Activity = Would you pull out every line of the material that contains the string "rest"?
━━ Supplied data ━━
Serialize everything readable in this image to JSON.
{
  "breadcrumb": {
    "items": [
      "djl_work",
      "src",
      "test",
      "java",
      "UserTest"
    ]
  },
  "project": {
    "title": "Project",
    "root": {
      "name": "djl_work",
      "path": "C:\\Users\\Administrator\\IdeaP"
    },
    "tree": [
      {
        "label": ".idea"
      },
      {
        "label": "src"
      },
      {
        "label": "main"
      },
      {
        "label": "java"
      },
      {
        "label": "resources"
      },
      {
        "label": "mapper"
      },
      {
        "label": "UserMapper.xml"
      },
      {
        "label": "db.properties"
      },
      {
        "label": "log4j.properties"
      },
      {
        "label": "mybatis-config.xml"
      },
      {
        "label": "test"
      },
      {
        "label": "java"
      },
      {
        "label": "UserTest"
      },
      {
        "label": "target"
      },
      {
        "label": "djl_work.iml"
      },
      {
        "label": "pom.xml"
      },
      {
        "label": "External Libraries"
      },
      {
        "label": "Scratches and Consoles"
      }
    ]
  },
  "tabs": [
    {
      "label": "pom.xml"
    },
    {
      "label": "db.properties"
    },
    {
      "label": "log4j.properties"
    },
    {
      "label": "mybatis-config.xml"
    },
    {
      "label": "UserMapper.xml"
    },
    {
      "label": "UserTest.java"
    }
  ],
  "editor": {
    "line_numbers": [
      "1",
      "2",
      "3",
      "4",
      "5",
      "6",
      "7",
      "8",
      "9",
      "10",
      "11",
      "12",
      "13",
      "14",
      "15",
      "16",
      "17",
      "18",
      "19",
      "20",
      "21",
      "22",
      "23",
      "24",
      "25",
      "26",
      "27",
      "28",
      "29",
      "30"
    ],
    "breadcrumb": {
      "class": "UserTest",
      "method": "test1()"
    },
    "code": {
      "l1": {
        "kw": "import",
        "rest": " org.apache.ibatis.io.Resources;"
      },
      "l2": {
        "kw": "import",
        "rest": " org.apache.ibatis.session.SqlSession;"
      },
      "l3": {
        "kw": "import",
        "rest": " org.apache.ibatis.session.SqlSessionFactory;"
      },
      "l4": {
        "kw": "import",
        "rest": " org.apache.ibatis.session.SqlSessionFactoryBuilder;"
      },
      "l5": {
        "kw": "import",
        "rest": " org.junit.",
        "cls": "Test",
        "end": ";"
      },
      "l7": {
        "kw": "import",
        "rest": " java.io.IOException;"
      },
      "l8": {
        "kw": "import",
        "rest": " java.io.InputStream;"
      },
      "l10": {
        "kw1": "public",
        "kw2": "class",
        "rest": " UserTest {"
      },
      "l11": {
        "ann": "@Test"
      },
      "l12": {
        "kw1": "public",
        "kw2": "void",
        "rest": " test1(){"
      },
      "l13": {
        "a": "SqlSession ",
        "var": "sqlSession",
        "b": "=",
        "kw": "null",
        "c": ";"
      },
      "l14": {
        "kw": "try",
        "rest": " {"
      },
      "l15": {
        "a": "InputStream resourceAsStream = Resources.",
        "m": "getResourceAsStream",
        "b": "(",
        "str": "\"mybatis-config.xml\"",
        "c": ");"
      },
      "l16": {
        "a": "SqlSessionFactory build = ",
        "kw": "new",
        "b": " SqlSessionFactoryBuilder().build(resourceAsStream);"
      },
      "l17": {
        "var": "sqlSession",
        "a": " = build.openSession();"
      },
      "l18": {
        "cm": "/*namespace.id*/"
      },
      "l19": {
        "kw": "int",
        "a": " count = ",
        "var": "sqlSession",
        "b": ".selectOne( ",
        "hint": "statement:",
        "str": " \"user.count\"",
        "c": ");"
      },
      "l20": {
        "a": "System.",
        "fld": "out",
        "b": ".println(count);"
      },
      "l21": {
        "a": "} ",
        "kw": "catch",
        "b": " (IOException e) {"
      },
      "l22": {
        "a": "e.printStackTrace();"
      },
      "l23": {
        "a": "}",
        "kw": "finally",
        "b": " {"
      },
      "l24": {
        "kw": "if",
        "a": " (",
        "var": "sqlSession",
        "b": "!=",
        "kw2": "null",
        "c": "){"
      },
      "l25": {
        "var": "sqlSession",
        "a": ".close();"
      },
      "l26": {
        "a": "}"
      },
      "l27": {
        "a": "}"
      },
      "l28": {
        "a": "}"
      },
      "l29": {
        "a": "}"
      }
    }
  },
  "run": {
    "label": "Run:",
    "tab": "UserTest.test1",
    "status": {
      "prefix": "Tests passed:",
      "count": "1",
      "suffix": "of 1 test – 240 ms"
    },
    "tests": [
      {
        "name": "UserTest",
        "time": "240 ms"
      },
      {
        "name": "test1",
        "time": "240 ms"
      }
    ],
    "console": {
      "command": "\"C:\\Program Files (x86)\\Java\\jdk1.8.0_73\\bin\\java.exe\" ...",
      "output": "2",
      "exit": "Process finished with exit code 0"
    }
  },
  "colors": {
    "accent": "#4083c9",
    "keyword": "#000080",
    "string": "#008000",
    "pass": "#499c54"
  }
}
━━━
Output for this task =
        "rest": " org.apache.ibatis.io.Resources;"
        "rest": " org.apache.ibatis.session.SqlSession;"
        "rest": " org.apache.ibatis.session.SqlSessionFactory;"
        "rest": " org.apache.ibatis.session.SqlSessionFactoryBuilder;"
        "rest": " org.junit.",
        "rest": " java.io.IOException;"
        "rest": " java.io.InputStream;"
        "rest": " UserTest {"
        "rest": " test1(){"
        "rest": " {"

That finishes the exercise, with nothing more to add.